2. Miguel Cabrera
I don’t know if there is more of a pure hitter in this era than Miguel Cabrera. Not only does he hit for power, but he also hits for a high average as well. Detroit fans have had the luxury to watch the arguably the greatest hitter of all time for the past decade wear the Old English D. He solidified being one of the greatest of all time in 2012 when he won the Triple Crown award until Cabrera accomplished this feat it had not been accomplished in 45 years and the last player to do so was Carl Yastrzemski of the Boston Red Sox.
He is number two on my list because, in my opinion, he is a once in a lifetime type player that we as Detroit sports fans have had the privilege to watch. Career numbers of .315 batting average, 2,815 hits, 477 home runs and 1,694 runs batted in have him on pace to be a first-ballot Hall of Famer. Miguel might not be in his prime, but I do believe we will get to see a couple of solid seasons from what will go down as one of the greatest Detroit Tigers players ever.
1. Barry Sanders
Whether the Lions were a perennial playoff contender or not, I would not miss watching a Lions game back in the ’90s due to one reason, and that reason was Barry Sanders.
Sanders was not only arguably the best player in the NFL back then, he definitely was the most exciting player during those times. You never knew what unbelievable run or move he would pull off next. Every kid playing backyard football wanted to be Barry and we would try to emulate his moves and jukes he would do during any given game. Sanders could be the only running back that could make a rush for a loss and turn that into a highlight.
Even when the Lions were a dismal team, Lions fans could hold their head up high, because they had Barry Sanders on their team and he was the only one of his kind in the league. Adding to his folklore status is him retiring prematurely with what seemed to be years still left in the tank. This is another reason why I appreciate Barry more as an adult. He stuck by his convictions and even if I was mad at the time as a football fan, I can see him as a person with integrity. He never came back and decided to give it one more go with a contender. He retired at the top of his game, even if that left Lions and NFL fans in general with that question of “What if?” and “If Only?”

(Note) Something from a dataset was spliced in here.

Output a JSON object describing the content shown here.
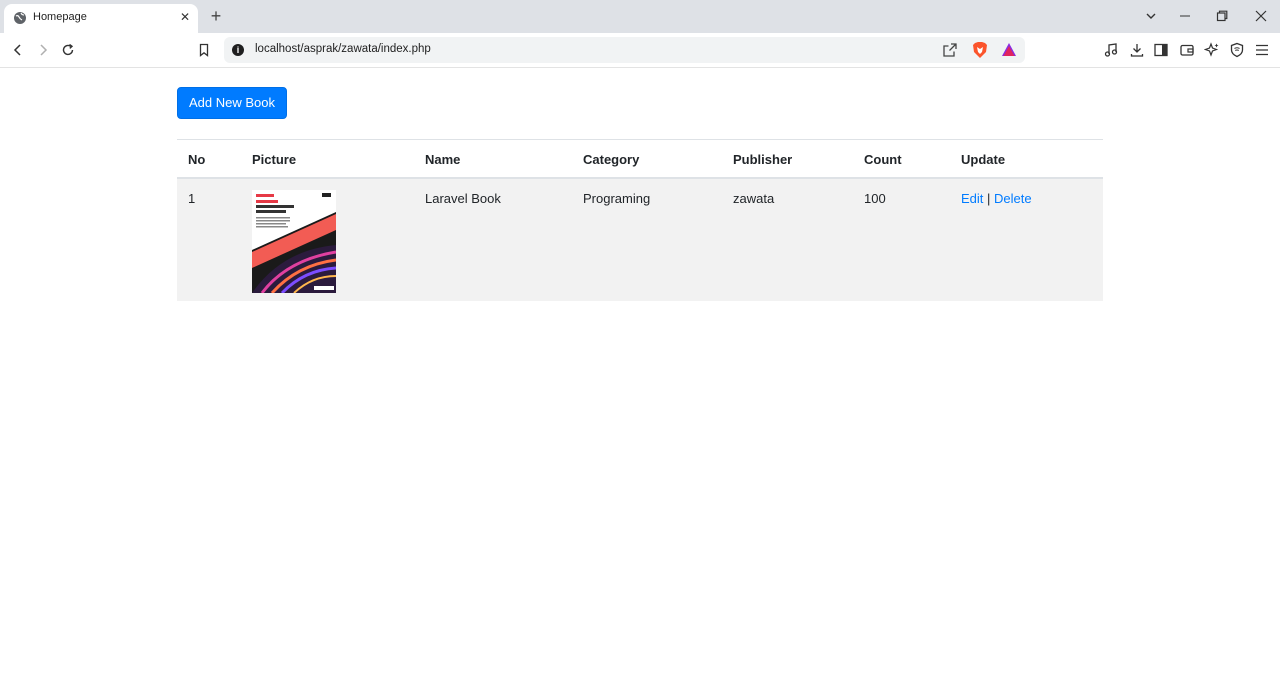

For all of these reasons, I have Barry Sanders number one on my list.
There will always be comparisons as to who is the next Barry Sanders, but in my opinion, Barry is one of a kind and there will never be another like him.

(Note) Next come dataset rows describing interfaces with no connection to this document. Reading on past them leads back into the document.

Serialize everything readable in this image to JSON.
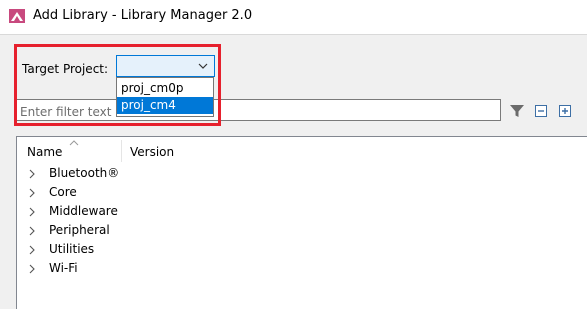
{
  "window": {
    "title": "Add Library - Library Manager 2.0"
  },
  "target_project": {
    "label": "Target Project:",
    "selected_value": "",
    "options": [
      "proj_cm0p",
      "proj_cm4"
    ],
    "highlighted_option": "proj_cm4"
  },
  "filter": {
    "placeholder": "Enter filter text"
  },
  "toolbar": {
    "icons": [
      "filter-icon",
      "collapse-all-icon",
      "expand-all-icon"
    ]
  },
  "tree": {
    "columns": [
      "Name",
      "Version"
    ],
    "rows": [
      "Bluetooth®",
      "Core",
      "Middleware",
      "Peripheral",
      "Utilities",
      "Wi-Fi"
    ]
  },
  "colors": {
    "highlight_border": "#e6202d",
    "selection": "#0078d7",
    "combo_background": "#e5f1fb"
  }
}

According to a report from Evan Petzold of the Detroit Free Press, the Detroit Tigers are expected to lose at least one of their nine minor league affiliates.
Petzold is reporting that a ‘person with direct knowledge of the franchise’s minor league adjustments’ told him that the Tigers are expected to lose their current Short-Season A affiliate, the Connecticut Tigers.

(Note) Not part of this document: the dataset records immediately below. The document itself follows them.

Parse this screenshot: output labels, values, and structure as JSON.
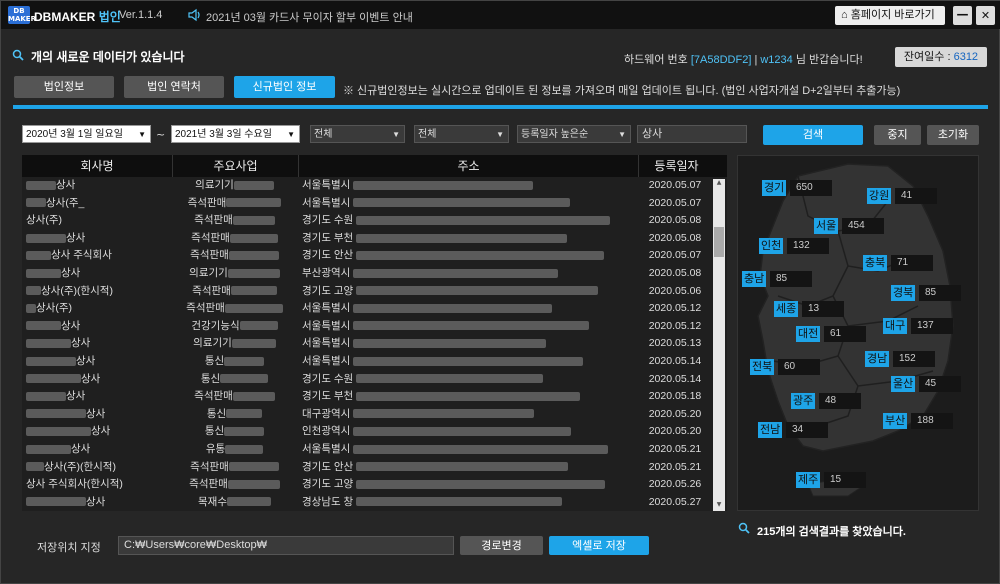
{
  "titlebar": {
    "logo_top": "DB",
    "logo_bottom": "MAKER",
    "app_name": "DBMAKER",
    "app_corp": "법인",
    "version": "Ver.1.1.4",
    "notice": "2021년 03월 카드사 무이자 할부 이벤트 안내",
    "home_button": "홈페이지 바로가기",
    "minimize": "—",
    "close": "✕"
  },
  "info": {
    "new_data": "개의 새로운 데이터가 있습니다",
    "hw_label": "하드웨어 번호",
    "hw_id": "[7A58DDF2]",
    "sep": "|",
    "user": "w1234",
    "greeting": "님 반갑습니다!",
    "remain_label": "잔여일수 :",
    "remain_value": "6312"
  },
  "tabs": [
    {
      "label": "법인정보"
    },
    {
      "label": "법인 연락처"
    },
    {
      "label": "신규법인 정보"
    }
  ],
  "tab_note": "※ 신규법인정보는 실시간으로 업데이트 된 정보를 가져오며 매일 업데이트 됩니다. (법인 사업자개설 D+2일부터 추출가능)",
  "filters": {
    "date_from": "2020년  3월  1일 일요일",
    "tilde": "~",
    "date_to": "2021년  3월  3일 수요일",
    "region1": "전체",
    "region2": "전체",
    "sort": "등록일자 높은순",
    "keyword": "상사",
    "search": "검색",
    "stop": "중지",
    "reset": "초기화"
  },
  "table": {
    "headers": [
      "회사명",
      "주요사업",
      "주소",
      "등록일자"
    ],
    "rows": [
      {
        "name": "상사",
        "biz": "의료기기",
        "addr": "서울특별시",
        "date": "2020.05.07"
      },
      {
        "name": "상사(주_",
        "biz": "즉석판매",
        "addr": "서울특별시",
        "date": "2020.05.07"
      },
      {
        "name": "상사(주)",
        "biz": "즉석판매",
        "addr": "경기도 수원",
        "date": "2020.05.08"
      },
      {
        "name": "상사",
        "biz": "즉석판매",
        "addr": "경기도 부천",
        "date": "2020.05.08"
      },
      {
        "name": "상사 주식회사",
        "biz": "즉석판매",
        "addr": "경기도 안산",
        "date": "2020.05.07"
      },
      {
        "name": "상사",
        "biz": "의료기기",
        "addr": "부산광역시",
        "date": "2020.05.08"
      },
      {
        "name": "상사(주)(한시적)",
        "biz": "즉석판매",
        "addr": "경기도 고양",
        "date": "2020.05.06"
      },
      {
        "name": "상사(주)",
        "biz": "즉석판매",
        "addr": "서울특별시",
        "date": "2020.05.12"
      },
      {
        "name": "상사",
        "biz": "건강기능식",
        "addr": "서울특별시",
        "date": "2020.05.12"
      },
      {
        "name": "상사",
        "biz": "의료기기",
        "addr": "서울특별시",
        "date": "2020.05.13"
      },
      {
        "name": "상사",
        "biz": "통신",
        "addr": "서울특별시",
        "date": "2020.05.14"
      },
      {
        "name": "상사",
        "biz": "통신",
        "addr": "경기도 수원",
        "date": "2020.05.14"
      },
      {
        "name": "상사",
        "biz": "즉석판매",
        "addr": "경기도 부천",
        "date": "2020.05.18"
      },
      {
        "name": "상사",
        "biz": "통신",
        "addr": "대구광역시",
        "date": "2020.05.20"
      },
      {
        "name": "상사",
        "biz": "통신",
        "addr": "인천광역시",
        "date": "2020.05.20"
      },
      {
        "name": "상사",
        "biz": "유통",
        "addr": "서울특별시",
        "date": "2020.05.21"
      },
      {
        "name": "상사(주)(한시적)",
        "biz": "즉석판매",
        "addr": "경기도 안산",
        "date": "2020.05.21"
      },
      {
        "name": "상사 주식회사(한시적)",
        "biz": "즉석판매",
        "addr": "경기도 고양",
        "date": "2020.05.26"
      },
      {
        "name": "상사",
        "biz": "목재수",
        "addr": "경상남도 창",
        "date": "2020.05.27"
      }
    ]
  },
  "map": {
    "regions": [
      {
        "name": "경기",
        "count": "650"
      },
      {
        "name": "강원",
        "count": "41"
      },
      {
        "name": "서울",
        "count": "454"
      },
      {
        "name": "인천",
        "count": "132"
      },
      {
        "name": "충북",
        "count": "71"
      },
      {
        "name": "충남",
        "count": "85"
      },
      {
        "name": "경북",
        "count": "85"
      },
      {
        "name": "세종",
        "count": "13"
      },
      {
        "name": "대구",
        "count": "137"
      },
      {
        "name": "대전",
        "count": "61"
      },
      {
        "name": "경남",
        "count": "152"
      },
      {
        "name": "전북",
        "count": "60"
      },
      {
        "name": "울산",
        "count": "45"
      },
      {
        "name": "광주",
        "count": "48"
      },
      {
        "name": "부산",
        "count": "188"
      },
      {
        "name": "전남",
        "count": "34"
      },
      {
        "name": "제주",
        "count": "15"
      }
    ],
    "result_note": "215개의 검색결과를 찾았습니다."
  },
  "bottom": {
    "save_label": "저장위치 지정",
    "path": "C:₩Users₩core₩Desktop₩",
    "change_path": "경로변경",
    "save_excel": "엑셀로 저장"
  },
  "colors": {
    "accent": "#1ea4e8",
    "background": "#262626"
  }
}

The Tigers are expected to lose at least one of their nine affiliates. The Tigers’ Short-Season A affiliate in Norwich, Connecticut, previously known as the Connecticut Tigers, is expected to be unaffiliated with the franchise, the source said. The New York-Pennsylvania League, like the Appalachian League, could be converted to a wood-bat summer development league for college players, according to Baseball America.
Petzold noted that there is also a chance the Tigers lose the Erie SeaWolves, though that seems much less likely.
Hanging in limbo is Double-A Erie, but the Tigers are “optimistic” about maintaining affiliation, the source said. The team was given $12 million from the state to upgrade UPMC Park. The finances for construction, according to a USA TODAY Sports, were granted before MLB targeted 42 teams — including Erie and Norwich — for contraction, according to Baseball America in October.
The Tigers believe these renovations will keep Erie affiliated with the franchise. In late October, MLB set new standards for facilities, and the organization thinks Erie’s upgrades will comply with the demands.